Understanding Fullness


 “Eat when you are hungry, stop when you are full.” Is it really that simple? 

The act of eating is so much more complicated than this. In a previous article we scratched the surface of the variations and complexities of hunger, but when it comes to fullness, how do we know when it is time to stop eating? How does being satisfied (or not) play into this decision? 


First, we should understand the difference between internal and external cues: 

EXTERNAL Fullness Cues:

Means: Associations between the act of eating and our environment or routine 


  • Finishing all the food in front of you because it is the polite thing to do 
  • Polishing off your entree and diving right into dessert until completion, even if you are no longer hungry
  • Continuing to eat past physical fullness in a social situation because those around you are

INTERNAL Fullness Cues:

Means: Paying attention to our body’s signals to gauge how much we eat 


Stomach Fullness Cues: Sensation of your belly filling, literally, which may result in a little distention (visible stomach expansion- normal!), heaviness, or bloating 

Image result for ate too much

Head Fullness Cues: Your thoughts may move away from being focused on the need to eat. You may be better able to focus your thoughts on your next task!

Mood Fullness Cues: Your mood may shift toward feeling pleasant or relaxed (*especially if you feel SATISFIED by the food consumed)

Energy Fullness Cues: Depending on the food consumed, you may feel re-energized or drowsy and sluggish

*BONUS* The Satisfaction Factor:

Means: Fullness is the physical sensation of satiety, while satisfaction is the mental sensation of satiety.
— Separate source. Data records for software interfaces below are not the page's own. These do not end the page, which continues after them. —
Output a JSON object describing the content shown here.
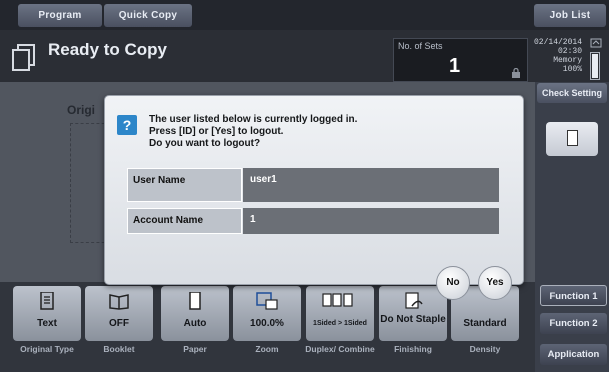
{
  "tabs": {
    "program": "Program",
    "quick_copy": "Quick Copy",
    "job_list": "Job List"
  },
  "status": {
    "title": "Ready to Copy",
    "sets_label": "No. of Sets",
    "sets_value": "1",
    "date": "02/14/2014",
    "time": "02:30",
    "memory_label": "Memory",
    "memory_value": "100%"
  },
  "check_setting": "Check Setting",
  "background": {
    "original_label": "Origi"
  },
  "tiles": [
    {
      "value": "Text",
      "name": "Original Type",
      "icon": "text-doc-icon"
    },
    {
      "value": "OFF",
      "name": "Booklet",
      "icon": "booklet-icon"
    },
    {
      "value": "Auto",
      "name": "Paper",
      "icon": "paper-icon"
    },
    {
      "value": "100.0%",
      "name": "Zoom",
      "icon": "zoom-icon"
    },
    {
      "value": "1Sided > 1Sided",
      "name": "Duplex/ Combine",
      "icon": "duplex-icon"
    },
    {
      "value": "Do Not Staple",
      "name": "Finishing",
      "icon": "staple-icon"
    },
    {
      "value": "Standard",
      "name": "Density",
      "icon": "density-icon"
    }
  ],
  "function_buttons": {
    "f1": "Function 1",
    "f2": "Function 2",
    "app": "Application"
  },
  "dialog": {
    "line1": "The user listed below is currently logged in.",
    "line2": "Press [ID] or [Yes] to logout.",
    "line3": "Do you want to logout?",
    "user_name_label": "User Name",
    "user_name_value": "user1",
    "account_name_label": "Account Name",
    "account_name_value": "1",
    "no_label": "No",
    "yes_label": "Yes"
  },
  "colors": {
    "dialog_icon": "#2d86c9",
    "value_cell": "#6b6f76",
    "label_cell": "#bdc2ca"
  }
}
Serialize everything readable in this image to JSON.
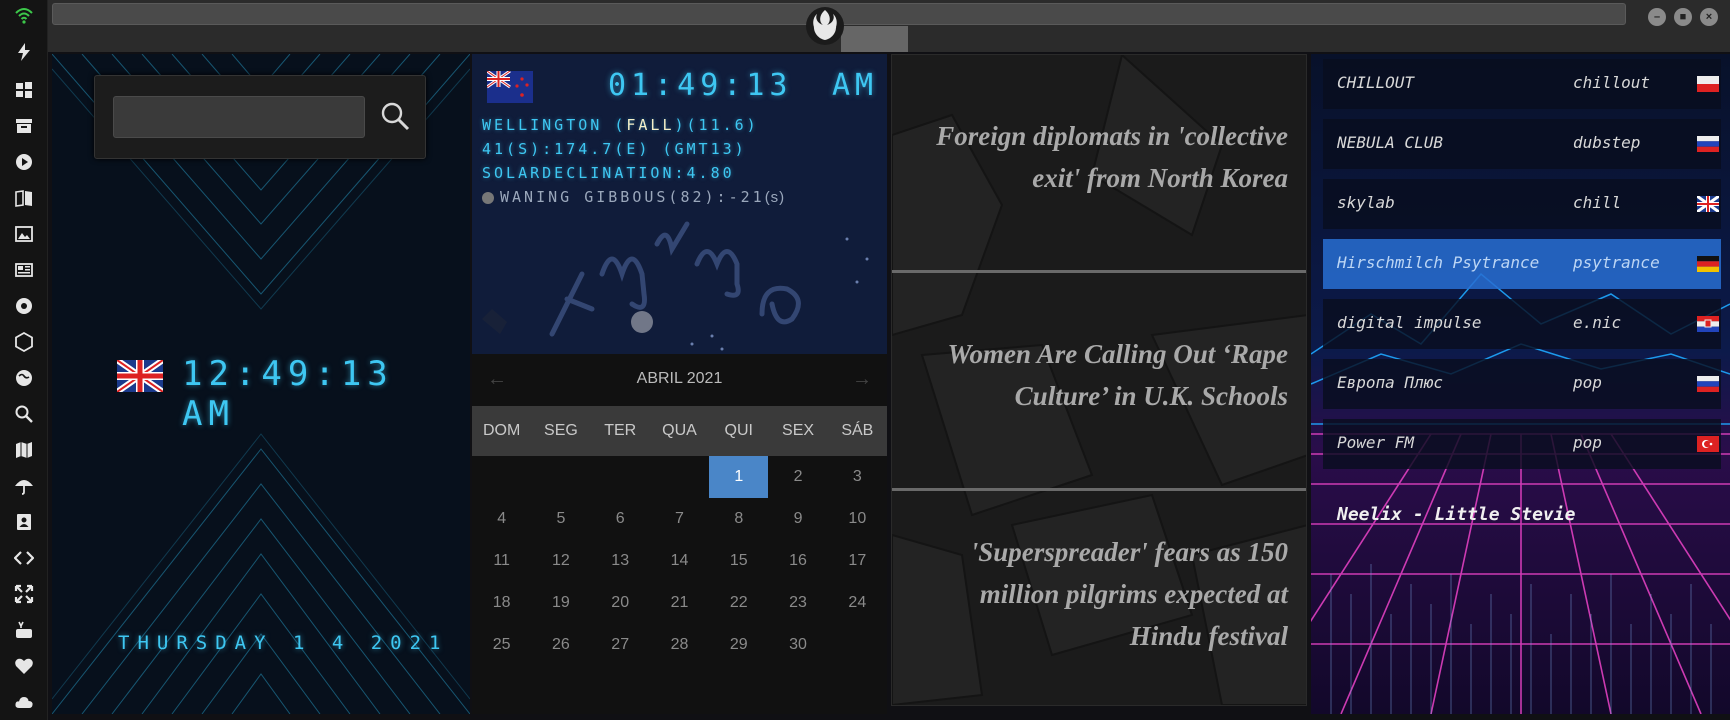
{
  "rail": {
    "icons": [
      "wifi-icon",
      "bolt-icon",
      "windows-icon",
      "archive-icon",
      "play-icon",
      "book-icon",
      "image-icon",
      "news-icon",
      "settings-icon",
      "hexagon-icon",
      "globe-icon",
      "search-icon",
      "map-icon",
      "umbrella-icon",
      "contacts-icon",
      "code-icon",
      "expand-icon",
      "youtube-icon",
      "heart-icon",
      "cloud-icon"
    ],
    "accent": "#3cc84a"
  },
  "window": {
    "minimize": "–",
    "maximize": "■",
    "close": "×"
  },
  "search": {
    "placeholder": "",
    "value": ""
  },
  "local_clock": {
    "time": "12:49:13 AM",
    "date": "THURSDAY 1 4 2021",
    "flag": "uk"
  },
  "world_clock": {
    "time": "01:49:13",
    "ampm": "AM",
    "flag": "nz",
    "line1_pre": "WELLINGTON (",
    "line1_season": "FALL",
    "line1_post": ")(11.6)",
    "line2": "41(S):174.7(E) (GMT13)",
    "line3": "SOLARDECLINATION:4.80",
    "line4": "WANING GIBBOUS(82):-21",
    "line4_suffix": "(s)"
  },
  "calendar": {
    "month": "ABRIL 2021",
    "prev": "←",
    "next": "→",
    "days": [
      "DOM",
      "SEG",
      "TER",
      "QUA",
      "QUI",
      "SEX",
      "SÁB"
    ],
    "weeks": [
      [
        "",
        "",
        "",
        "",
        "1",
        "2",
        "3"
      ],
      [
        "4",
        "5",
        "6",
        "7",
        "8",
        "9",
        "10"
      ],
      [
        "11",
        "12",
        "13",
        "14",
        "15",
        "16",
        "17"
      ],
      [
        "18",
        "19",
        "20",
        "21",
        "22",
        "23",
        "24"
      ],
      [
        "25",
        "26",
        "27",
        "28",
        "29",
        "30",
        ""
      ]
    ],
    "today": "1"
  },
  "news": {
    "items": [
      "Foreign diplomats in 'collective exit' from North Korea",
      "Women Are Calling Out ‘Rape Culture’ in U.K. Schools",
      "'Superspreader' fears as 150 million pilgrims expected at Hindu festival"
    ]
  },
  "radio": {
    "stations": [
      {
        "name": "CHILLOUT",
        "genre": "chillout",
        "flag": "pl"
      },
      {
        "name": "NEBULA CLUB",
        "genre": "dubstep",
        "flag": "ru"
      },
      {
        "name": "skylab",
        "genre": "chill",
        "flag": "uk"
      },
      {
        "name": "Hirschmilch Psytrance",
        "genre": "psytrance",
        "flag": "de"
      },
      {
        "name": "digital impulse",
        "genre": "e.nic",
        "flag": "hr"
      },
      {
        "name": "Европа Плюс",
        "genre": "pop",
        "flag": "ru"
      },
      {
        "name": "Power FM",
        "genre": "pop",
        "flag": "tr"
      }
    ],
    "active_index": 3,
    "now_playing": "Neelix - Little Stevie"
  },
  "colors": {
    "lcd": "#3ec7f2",
    "calendar_today": "#4a86c8",
    "radio_active": "#286ed2",
    "synth_pink": "#e040c0"
  }
}
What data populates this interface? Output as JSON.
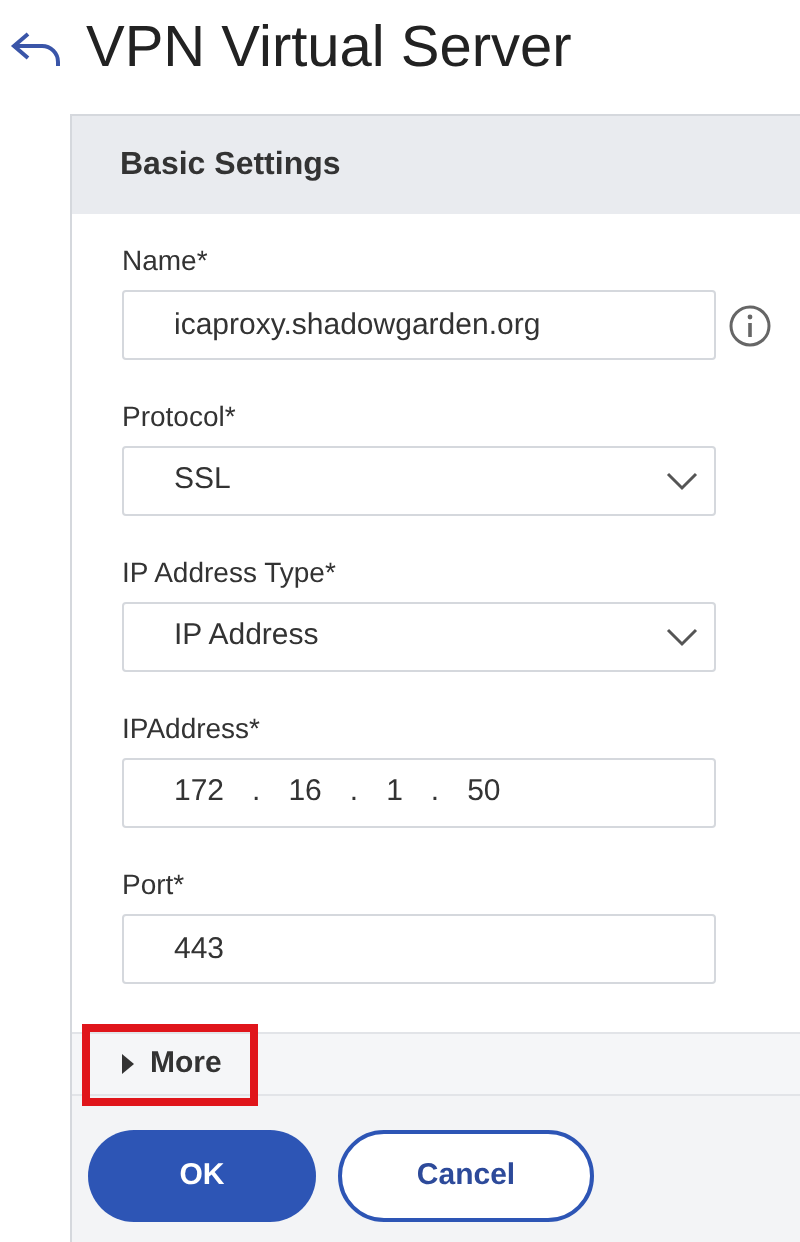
{
  "page": {
    "title": "VPN Virtual Server"
  },
  "section": {
    "title": "Basic Settings"
  },
  "fields": [
    {
      "kind": "text",
      "label": "Name*",
      "value": "icaproxy.shadowgarden.org",
      "info": true
    },
    {
      "kind": "select",
      "label": "Protocol*",
      "value": "SSL",
      "info": false
    },
    {
      "kind": "select",
      "label": "IP Address Type*",
      "value": "IP Address",
      "info": false
    },
    {
      "kind": "ip",
      "label": "IPAddress*",
      "octets": [
        "172",
        "16",
        "1",
        "50"
      ],
      "separator": ".",
      "info": false
    },
    {
      "kind": "text",
      "label": "Port*",
      "value": "443",
      "info": false
    }
  ],
  "more": {
    "label": "More",
    "expanded": false,
    "highlighted": true
  },
  "buttons": [
    {
      "label": "OK",
      "kind": "primary"
    },
    {
      "label": "Cancel",
      "kind": "secondary"
    }
  ]
}
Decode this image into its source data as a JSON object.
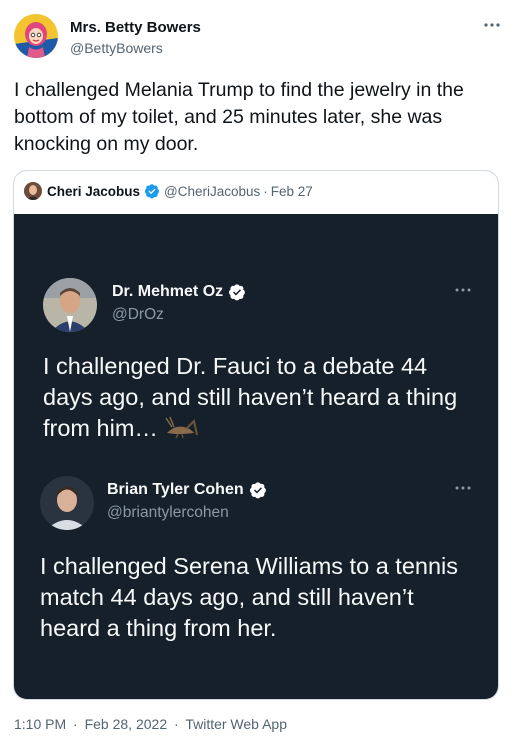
{
  "author": {
    "name": "Mrs. Betty Bowers",
    "handle": "@BettyBowers",
    "more_icon": "more-horizontal-icon"
  },
  "tweet": {
    "text": "I challenged Melania Trump to find the jewelry in the bottom of my toilet, and 25 minutes later, she was knocking on my door."
  },
  "quote": {
    "name": "Cheri Jacobus",
    "handle": "@CheriJacobus",
    "separator": "·",
    "date": "Feb 27",
    "verified_color": "#1d9bf0",
    "inner_tweets": [
      {
        "name": "Dr. Mehmet Oz",
        "handle": "@DrOz",
        "text": "I challenged Dr. Fauci to a debate 44 days ago, and still haven’t heard a thing from him…",
        "emoji": "cricket-emoji"
      },
      {
        "name": "Brian Tyler Cohen",
        "handle": "@briantylercohen",
        "text": "I challenged Serena Williams to a tennis match 44 days ago, and still haven’t heard a thing from her."
      }
    ]
  },
  "footer": {
    "time": "1:10 PM",
    "separator": "·",
    "date": "Feb 28, 2022",
    "separator2": "·",
    "source": "Twitter Web App"
  },
  "colors": {
    "dark_bg": "#15202b",
    "secondary_text": "#536471",
    "border": "#cfd9de"
  }
}
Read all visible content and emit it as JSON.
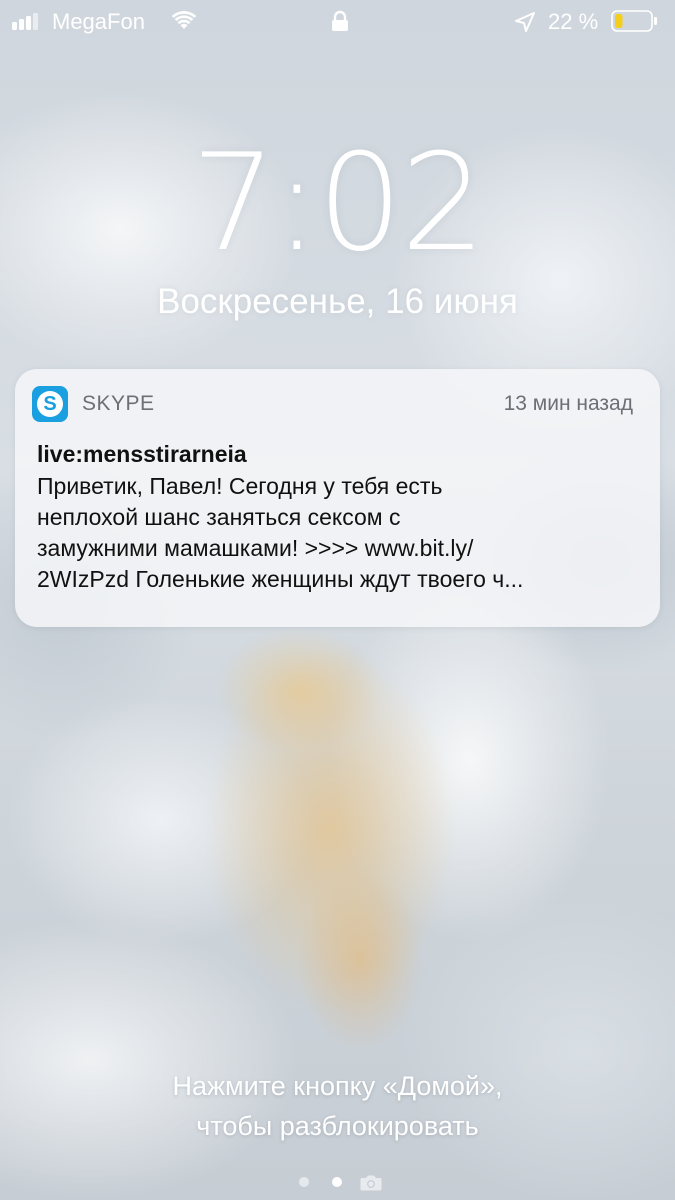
{
  "status_bar": {
    "carrier": "MegaFon",
    "signal_bars_active": 3,
    "signal_bars_total": 5,
    "battery_percent_label": "22 %",
    "battery_level": 0.22,
    "icons": [
      "signal-icon",
      "wifi-icon",
      "lock-icon",
      "location-icon",
      "battery-icon"
    ]
  },
  "lock_screen": {
    "time": "7:02",
    "date": "Воскресенье, 16 июня"
  },
  "notification": {
    "app_icon": "skype-icon",
    "app_name": "SKYPE",
    "time_ago": "13 мин назад",
    "sender": "live:mensstirarneia",
    "message_lines": [
      "Приветик, Павел! Сегодня у тебя есть",
      "неплохой шанс заняться сексом с",
      "замужними мамашками! >>>> www.bit.ly/",
      "2WIzPzd Голенькие женщины ждут твоего ч..."
    ]
  },
  "unlock_hint": {
    "line1": "Нажмите кнопку «Домой»,",
    "line2": "чтобы разблокировать"
  },
  "page_indicator": {
    "pages": 2,
    "active_index": 1,
    "trailing_icon": "camera-icon"
  },
  "colors": {
    "skype_blue": "#1a9fe0",
    "battery_low_yellow": "#f5cd1b"
  }
}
If you aren’t completely satisfied, it is harder to stop eating. 


Eating a large bowl of raw veggies may make you full, but not satisfied

So…? Eating balanced + enjoyable meals can help you achieve fullness AND satisfaction!

Reflection: What fullness cues are you most attuned to, whether external or internal?

Sources: Intuitive Eating Workbook, Alissa Rumsey, Rachael Hartley, Craving Change, Healthline

Article by: Sydney Withers RD